Federal hiring freeze ends but questions linger for military community
(Photo: Wikipedia)

By J.G. Noll

The federal hiring freeze, instituted by the Trump administration two months ago, will end today. The freeze — enacted on January 23 — was rolled out to cut federal spending and its introduction was rocky, at best, for the military community.

The Department of the VA scrambled to get waivers and exemptions for hiring because, while military personnel were exempted from the freeze, the VA was not. Multiple bases across branches cited the freeze for closures or suspension of services at CDCs. Some of Ft. Bragg’s gyms temporarily closed. Some transitioning service members found themselves in job limbo– having long planned to enter the federal workforce upon leaving the military, but no longer able to apply for a job.

The end of the federal freeze does not mean that open positions will be filled. During a press conference on Tuesday, Office of Management and Budget Director Mick Mulvaney said that it is likely programs and positions will be permanently eliminated as the government looks to restructure and that the thaw on the freeze “does not mean that the agencies will be free to hire willy-nilly.” The director also did not say how many vacant positions would be filled post-freeze.

According to the Military Times:

…Federal agencies will have two months to examine their workforce and suggest ways to reduce staffing without compromising services. Mulvaney said in some cases, that could mean consolidating programs spread across multiple agencies under a single office or department.

While the proposed FY2018 federal budget calls for increases to the VA and DoD budgets, it remains to be seen whether impacted military community programs will return to functioning at their pre-freeze capacities.

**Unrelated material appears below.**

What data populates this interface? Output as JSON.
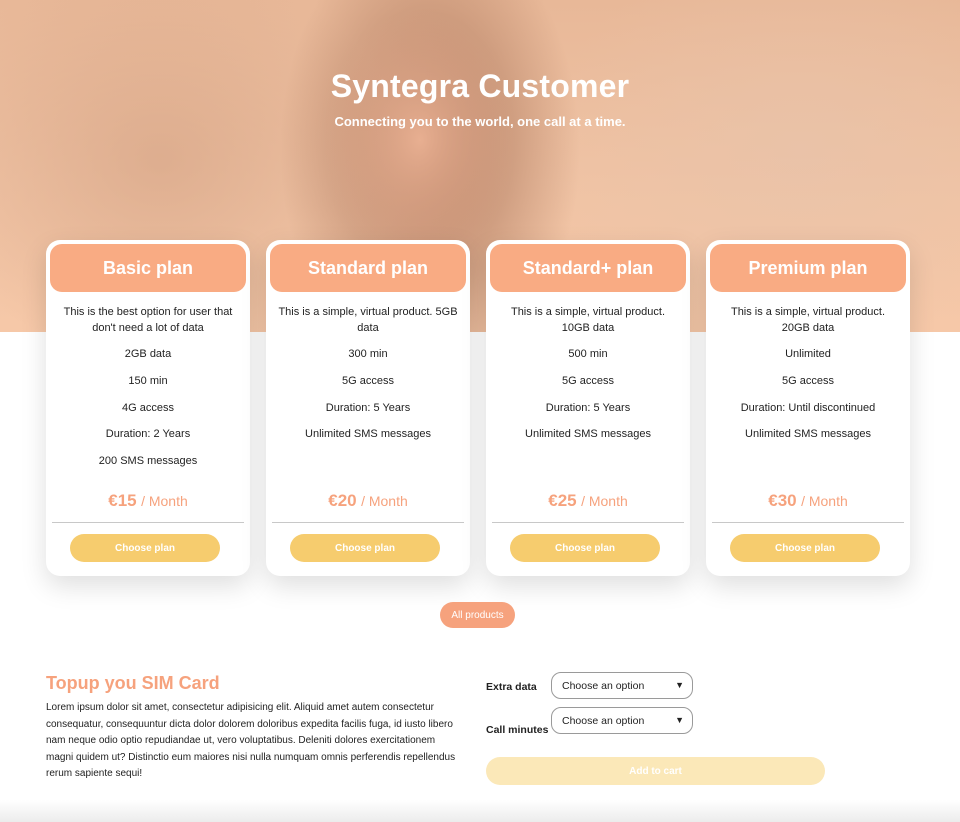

J.G. Noll is the Editor of Military One Click and a veteran’s spouse. She can be reached at